Less amusing, but still odd, is how Young describes his D&D games. He likes to discuss the philosophical and theological implications of the game with his players. Ooookay. I won't condemn. But I would feel pretty awkward in that situation. I've played a bit of D&D, and I already feel awkward enough about role playing. It does not seem like the proper venue for evangelism. I'm curious if Young has thought about the common image of Christians as always trying to insert evangelism everywhere, no matter how inappropriate.
Young goes on to state the real problems that D&D poses for Christians. He says it costs time and money. No argument here, and that's why I don't play much. He also says that since Christians don't like D&D, many D&D players end up not liking Christianity. Again, no argument here.
But there was one point that really stuck out to me:
Like most games--all those which use dice or cards--Dungeons & Dragons(tm) assumes that dice and cards fall in a random pattern along statistically predictable probabilities. It is extremely difficult for us to deal with this assumption. The question of whether dice and cards fall at random or are divinely controlled is far beyond the scope of this article, but the answer goes directly to the nature of the sovereignty of God.Extremely difficult? As far as anti-God arguments go, this is pretty weak. It's somewhere up there with the Babel Fish. I mean, seriously? "God controls everything... but what about dice?!" Does something so simple as probability really trip up theology? I don't know, maybe I'm just so used to the secular worldview that I can no longer imagine why such trivial things can cause such tremendous philosophical difficulties. Perhaps it might be clearer if I tried to form an explicit argument as to why this is silly.
Probability is a statement about our knowledge. If we say that a die has 1/20 chance of rolling a 20, that means that given our knowledge of the dice, there is a 1/20 chance of rolling a 20. The die may roll all sorts of numbers given different initial conditions, but to us, those initial conditions are indistinguishable. It has nothing to do with God.
Easy. I think so anyways. But perhaps not as trivial as the "D&D magic is fictional" bit. So never mind that. The following part was, I think, much more surreal.
Christians who play such games should grapple with the issue and form an opinion about it. Note that it is possible to avoid all such games by only playing those games which pit skill against skill--athletic competition, chess, checkers, reversi, competitive puzzles such as tic-tac-toe and dots--but these are the games most susceptible to the problems of the competitive spirit, the idea that one wins and therefore all others lose. That may be a far more dangerous challenge to the principles of the gospel than the more intellectual question of whether the assumption of statistical randomness is an affront to the sovereignty of God.Note that right away, one possible solution to the philosophical problem of probability is to avoid games which involve chance.
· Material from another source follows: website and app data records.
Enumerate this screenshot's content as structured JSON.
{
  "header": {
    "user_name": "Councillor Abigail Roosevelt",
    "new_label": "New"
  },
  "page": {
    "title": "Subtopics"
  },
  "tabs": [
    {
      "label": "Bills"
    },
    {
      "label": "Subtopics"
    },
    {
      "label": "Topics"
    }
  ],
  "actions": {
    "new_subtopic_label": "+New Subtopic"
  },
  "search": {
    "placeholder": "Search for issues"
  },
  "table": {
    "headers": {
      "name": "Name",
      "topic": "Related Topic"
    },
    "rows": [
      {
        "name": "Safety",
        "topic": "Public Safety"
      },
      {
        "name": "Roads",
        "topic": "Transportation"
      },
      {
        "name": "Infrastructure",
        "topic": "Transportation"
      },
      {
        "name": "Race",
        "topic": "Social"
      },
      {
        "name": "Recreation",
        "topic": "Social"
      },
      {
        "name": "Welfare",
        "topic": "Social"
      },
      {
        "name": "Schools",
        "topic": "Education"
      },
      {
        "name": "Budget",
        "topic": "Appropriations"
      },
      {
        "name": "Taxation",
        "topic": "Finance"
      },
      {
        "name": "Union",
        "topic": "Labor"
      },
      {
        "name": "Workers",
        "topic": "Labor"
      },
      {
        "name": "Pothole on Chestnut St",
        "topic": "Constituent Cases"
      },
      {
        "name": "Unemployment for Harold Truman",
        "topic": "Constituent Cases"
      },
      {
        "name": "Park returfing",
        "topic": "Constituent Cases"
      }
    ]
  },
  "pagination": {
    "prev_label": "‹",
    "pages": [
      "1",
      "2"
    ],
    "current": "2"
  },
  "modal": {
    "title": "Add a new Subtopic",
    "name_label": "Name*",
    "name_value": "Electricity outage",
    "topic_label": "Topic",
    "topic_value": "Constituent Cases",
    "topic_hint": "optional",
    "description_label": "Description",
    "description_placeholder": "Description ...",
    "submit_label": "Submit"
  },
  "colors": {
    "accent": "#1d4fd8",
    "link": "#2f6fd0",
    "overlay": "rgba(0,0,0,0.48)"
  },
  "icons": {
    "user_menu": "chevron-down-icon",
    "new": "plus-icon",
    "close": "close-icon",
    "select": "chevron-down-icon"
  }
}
Young, to his credit, rejects this solution, but for the wrong reasons. Doesn't it strike you as odd that the solution to a philosophical problem is to avoid a situation where you'd have to think about it? Isn't that a bit like sticking your fingers in your ears whenever you encounter an argument that you fear might be persuasive?
I find it especially striking that the idea was introduced so casually, without a bit of self-awareness. What is going on in Christianity that such bizarre and wrong ideas can be thrown around without a second thought?